(Beginning of DATA EXCERPTS)
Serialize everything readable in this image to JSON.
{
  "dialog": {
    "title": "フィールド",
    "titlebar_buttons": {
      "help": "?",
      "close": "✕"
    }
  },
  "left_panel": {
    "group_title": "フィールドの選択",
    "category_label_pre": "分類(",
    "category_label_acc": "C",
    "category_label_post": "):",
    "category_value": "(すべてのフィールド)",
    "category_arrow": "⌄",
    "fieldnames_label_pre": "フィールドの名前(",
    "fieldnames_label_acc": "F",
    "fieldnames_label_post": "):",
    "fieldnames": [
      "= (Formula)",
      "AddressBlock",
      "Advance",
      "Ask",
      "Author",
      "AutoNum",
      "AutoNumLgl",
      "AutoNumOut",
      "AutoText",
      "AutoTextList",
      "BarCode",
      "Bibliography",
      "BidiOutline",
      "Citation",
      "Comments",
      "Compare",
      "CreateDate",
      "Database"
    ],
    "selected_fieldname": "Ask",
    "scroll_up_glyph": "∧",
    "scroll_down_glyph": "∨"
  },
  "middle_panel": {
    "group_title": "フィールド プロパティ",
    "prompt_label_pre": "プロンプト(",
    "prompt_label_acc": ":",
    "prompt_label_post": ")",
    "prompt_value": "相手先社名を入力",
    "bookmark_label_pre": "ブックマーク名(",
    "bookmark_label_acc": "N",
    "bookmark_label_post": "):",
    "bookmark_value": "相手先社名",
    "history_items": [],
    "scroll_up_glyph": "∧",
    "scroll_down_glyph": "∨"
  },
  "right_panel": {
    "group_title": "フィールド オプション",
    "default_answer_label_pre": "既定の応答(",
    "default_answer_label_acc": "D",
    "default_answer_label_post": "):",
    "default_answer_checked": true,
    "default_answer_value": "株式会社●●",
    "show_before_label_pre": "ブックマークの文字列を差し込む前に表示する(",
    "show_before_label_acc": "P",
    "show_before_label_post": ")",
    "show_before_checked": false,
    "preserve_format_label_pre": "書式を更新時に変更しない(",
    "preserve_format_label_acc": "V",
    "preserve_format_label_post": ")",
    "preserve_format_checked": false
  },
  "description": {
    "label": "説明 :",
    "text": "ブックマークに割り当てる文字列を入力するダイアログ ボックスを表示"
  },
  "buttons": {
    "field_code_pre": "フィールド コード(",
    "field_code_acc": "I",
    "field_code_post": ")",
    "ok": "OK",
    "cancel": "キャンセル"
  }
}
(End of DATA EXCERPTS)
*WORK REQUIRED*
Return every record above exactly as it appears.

*SOLUTION*
Serialize everything readable in this image to JSON.
{
  "dialog": {
    "title": "フィールド",
    "titlebar_buttons": {
      "help": "?",
      "close": "✕"
    }
  },
  "left_panel": {
    "group_title": "フィールドの選択",
    "category_label_pre": "分類(",
    "category_label_acc": "C",
    "category_label_post": "):",
    "category_value": "(すべてのフィールド)",
    "category_arrow": "⌄",
    "fieldnames_label_pre": "フィールドの名前(",
    "fieldnames_label_acc": "F",
    "fieldnames_label_post": "):",
    "fieldnames": [
      "= (Formula)",
      "AddressBlock",
      "Advance",
      "Ask",
      "Author",
      "AutoNum",
      "AutoNumLgl",
      "AutoNumOut",
      "AutoText",
      "AutoTextList",
      "BarCode",
      "Bibliography",
      "BidiOutline",
      "Citation",
      "Comments",
      "Compare",
      "CreateDate",
      "Database"
    ],
    "selected_fieldname": "Ask",
    "scroll_up_glyph": "∧",
    "scroll_down_glyph": "∨"
  },
  "middle_panel": {
    "group_title": "フィールド プロパティ",
    "prompt_label_pre": "プロンプト(",
    "prompt_label_acc": ":",
    "prompt_label_post": ")",
    "prompt_value": "相手先社名を入力",
    "bookmark_label_pre": "ブックマーク名(",
    "bookmark_label_acc": "N",
    "bookmark_label_post": "):",
    "bookmark_value": "相手先社名",
    "history_items": [],
    "scroll_up_glyph": "∧",
    "scroll_down_glyph": "∨"
  },
  "right_panel": {
    "group_title": "フィールド オプション",
    "default_answer_label_pre": "既定の応答(",
    "default_answer_label_acc": "D",
    "default_answer_label_post": "):",
    "default_answer_checked": true,
    "default_answer_value": "株式会社●●",
    "show_before_label_pre": "ブックマークの文字列を差し込む前に表示する(",
    "show_before_label_acc": "P",
    "show_before_label_post": ")",
    "show_before_checked": false,
    "preserve_format_label_pre": "書式を更新時に変更しない(",
    "preserve_format_label_acc": "V",
    "preserve_format_label_post": ")",
    "preserve_format_checked": false
  },
  "description": {
    "label": "説明 :",
    "text": "ブックマークに割り当てる文字列を入力するダイアログ ボックスを表示"
  },
  "buttons": {
    "field_code_pre": "フィールド コード(",
    "field_code_acc": "I",
    "field_code_post": ")",
    "ok": "OK",
    "cancel": "キャンセル"
  }
}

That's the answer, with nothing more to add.